Record extracts

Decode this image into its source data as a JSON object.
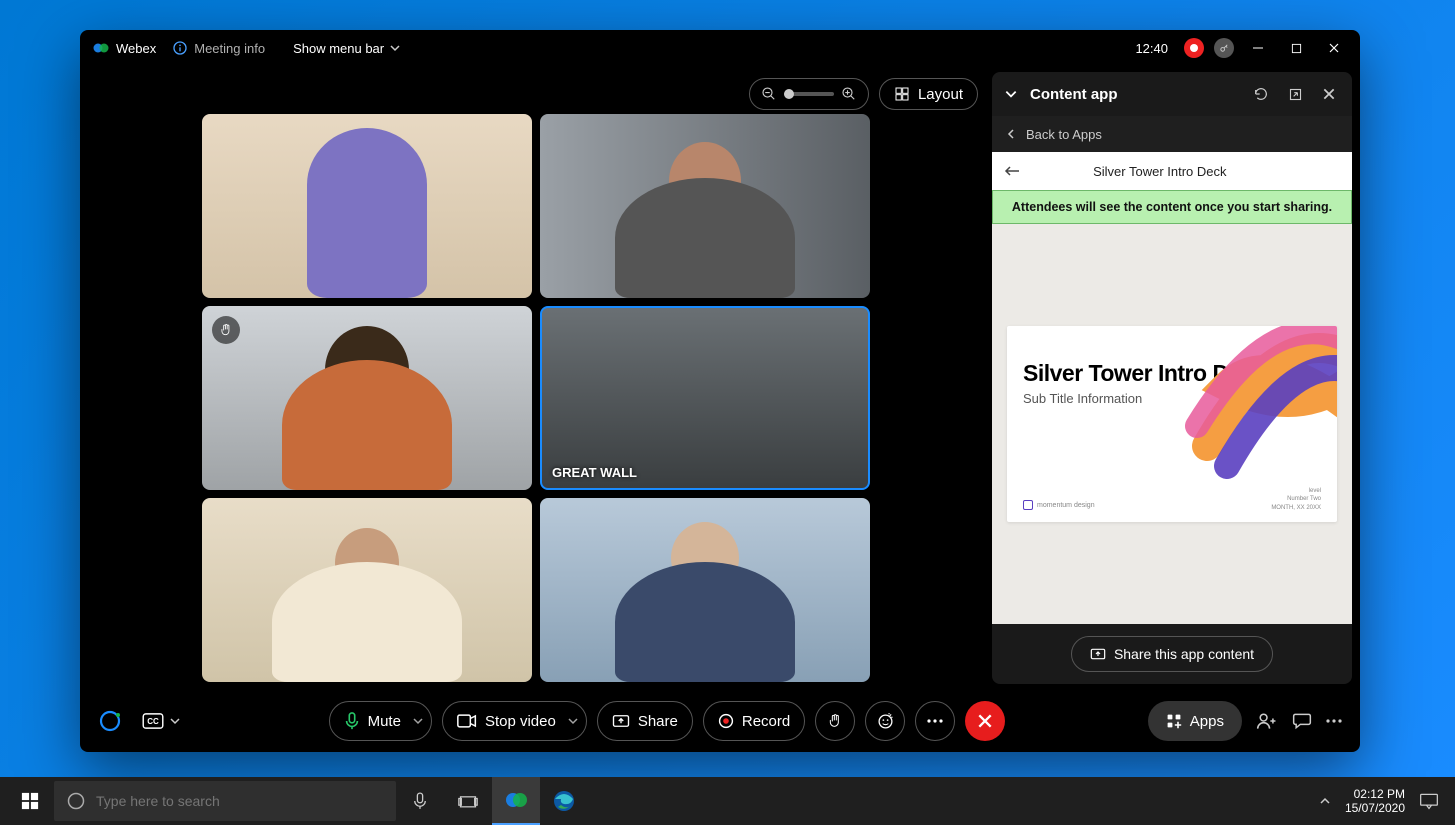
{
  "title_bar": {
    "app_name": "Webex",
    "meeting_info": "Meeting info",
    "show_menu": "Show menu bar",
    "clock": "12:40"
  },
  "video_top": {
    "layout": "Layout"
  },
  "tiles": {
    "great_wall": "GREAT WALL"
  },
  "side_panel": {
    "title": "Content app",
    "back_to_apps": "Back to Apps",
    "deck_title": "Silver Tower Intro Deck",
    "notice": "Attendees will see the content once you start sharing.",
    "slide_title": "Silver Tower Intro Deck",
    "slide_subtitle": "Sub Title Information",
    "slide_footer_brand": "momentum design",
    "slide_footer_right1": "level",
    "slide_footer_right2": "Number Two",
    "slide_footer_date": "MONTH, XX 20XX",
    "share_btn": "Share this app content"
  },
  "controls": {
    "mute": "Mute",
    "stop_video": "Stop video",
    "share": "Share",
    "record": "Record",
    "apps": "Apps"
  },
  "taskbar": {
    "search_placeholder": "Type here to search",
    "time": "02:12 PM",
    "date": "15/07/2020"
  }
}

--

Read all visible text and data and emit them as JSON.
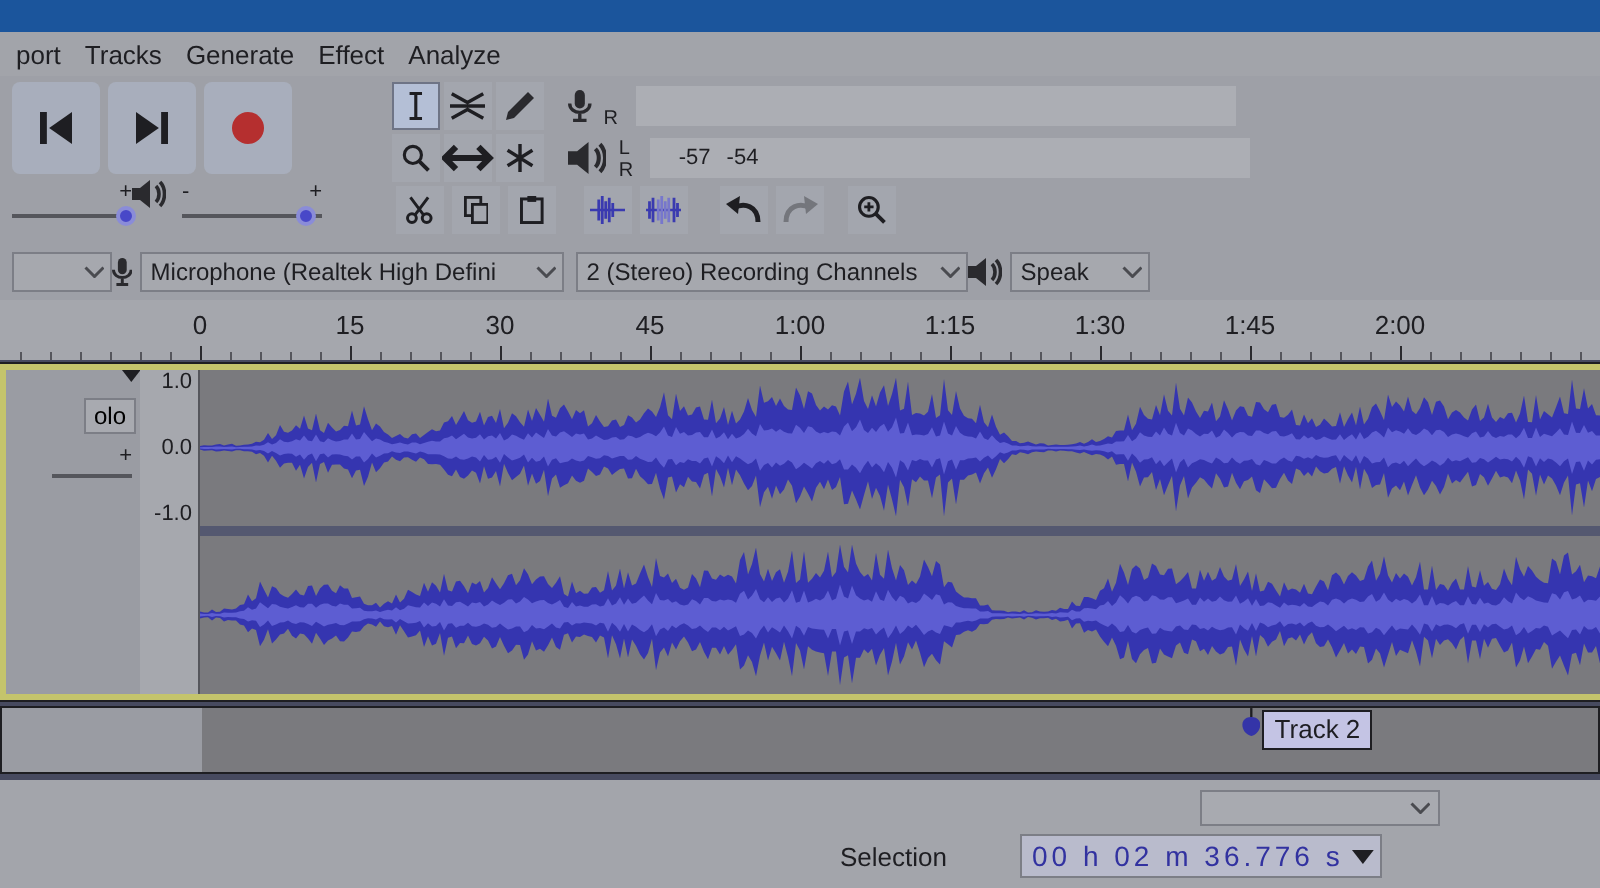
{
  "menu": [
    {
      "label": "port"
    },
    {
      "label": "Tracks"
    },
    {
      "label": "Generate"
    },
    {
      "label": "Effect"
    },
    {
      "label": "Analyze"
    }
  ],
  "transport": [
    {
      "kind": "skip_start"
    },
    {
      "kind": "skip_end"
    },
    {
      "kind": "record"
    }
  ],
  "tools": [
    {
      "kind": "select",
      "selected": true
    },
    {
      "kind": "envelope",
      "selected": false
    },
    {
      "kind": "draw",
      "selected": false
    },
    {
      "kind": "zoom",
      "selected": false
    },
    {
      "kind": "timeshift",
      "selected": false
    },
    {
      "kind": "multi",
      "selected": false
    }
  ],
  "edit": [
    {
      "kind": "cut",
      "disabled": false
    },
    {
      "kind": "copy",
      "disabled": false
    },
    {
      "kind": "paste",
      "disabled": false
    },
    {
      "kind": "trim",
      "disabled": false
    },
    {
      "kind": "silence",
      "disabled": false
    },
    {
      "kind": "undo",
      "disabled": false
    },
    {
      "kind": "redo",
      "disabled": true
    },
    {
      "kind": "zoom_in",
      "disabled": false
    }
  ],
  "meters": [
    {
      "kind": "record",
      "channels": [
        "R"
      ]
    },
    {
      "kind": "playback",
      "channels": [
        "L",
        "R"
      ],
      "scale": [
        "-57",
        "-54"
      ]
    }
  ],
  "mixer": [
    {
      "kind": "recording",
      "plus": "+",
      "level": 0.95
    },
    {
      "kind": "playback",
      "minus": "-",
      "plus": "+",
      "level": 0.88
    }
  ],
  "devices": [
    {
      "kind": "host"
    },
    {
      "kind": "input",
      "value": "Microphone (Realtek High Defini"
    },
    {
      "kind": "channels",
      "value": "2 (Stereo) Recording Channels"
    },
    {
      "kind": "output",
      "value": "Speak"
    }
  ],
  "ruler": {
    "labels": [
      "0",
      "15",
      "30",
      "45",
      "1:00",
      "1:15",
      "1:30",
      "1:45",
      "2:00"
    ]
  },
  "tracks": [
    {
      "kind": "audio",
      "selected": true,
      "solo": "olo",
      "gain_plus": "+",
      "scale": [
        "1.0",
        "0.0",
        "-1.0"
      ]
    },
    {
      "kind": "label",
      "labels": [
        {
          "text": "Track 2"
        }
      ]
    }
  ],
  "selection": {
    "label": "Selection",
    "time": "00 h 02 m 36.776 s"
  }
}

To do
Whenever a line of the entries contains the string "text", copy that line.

Response to the task
Read all visible text and data and emit them as JSON.
          "text": "Track 2"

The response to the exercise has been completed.